> [EXERCISE BRIEF]: What lines of the data below include the word "Concurso"? Report them by copying each.

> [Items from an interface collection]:
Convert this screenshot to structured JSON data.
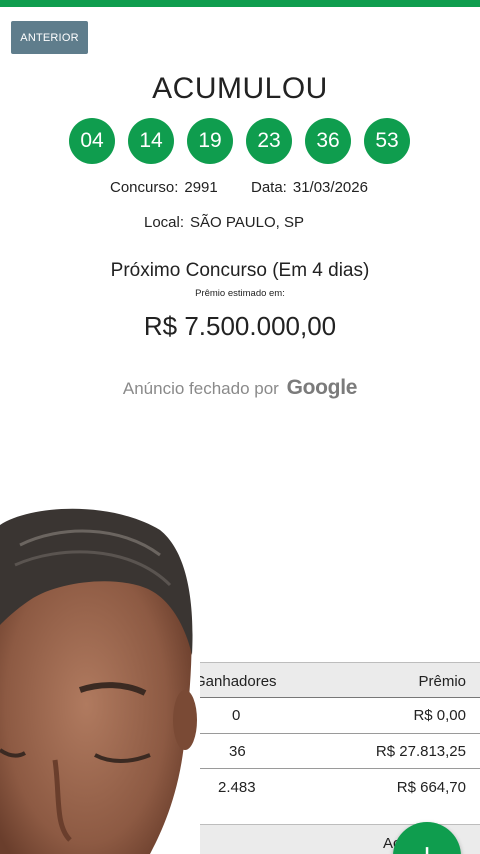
{
  "header": {
    "prev_button": "ANTERIOR"
  },
  "result": {
    "status": "ACUMULOU",
    "numbers": [
      "04",
      "14",
      "19",
      "23",
      "36",
      "53"
    ],
    "contest_label": "Concurso:",
    "contest_value": "2991",
    "date_label": "Data:",
    "date_value": "31/03/2026",
    "location_label": "Local:",
    "location_value": "SÃO PAULO, SP"
  },
  "next": {
    "title": "Próximo Concurso (Em 4 dias)",
    "subtitle": "Prêmio estimado em:",
    "prize": "R$ 7.500.000,00"
  },
  "ad": {
    "closed_text": "Anúncio fechado por",
    "brand": "Google"
  },
  "table": {
    "headers": [
      "Ganhadores",
      "Prêmio"
    ],
    "rows": [
      {
        "winners": "0",
        "prize": "R$ 0,00"
      },
      {
        "winners": "36",
        "prize": "R$ 27.813,25"
      },
      {
        "winners": "2.483",
        "prize": "R$ 664,70"
      }
    ],
    "footer_label": "Acumulado"
  },
  "fab": {
    "icon": "plus-icon",
    "label": "+"
  },
  "colors": {
    "accent": "#0f9d4e",
    "prev_button": "#5f7d8c",
    "header_bg": "#ebebeb"
  }
}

> [YOUR SOLUTION]:
    "contest_label": "Concurso:",
    "title": "Próximo Concurso (Em 4 dias)",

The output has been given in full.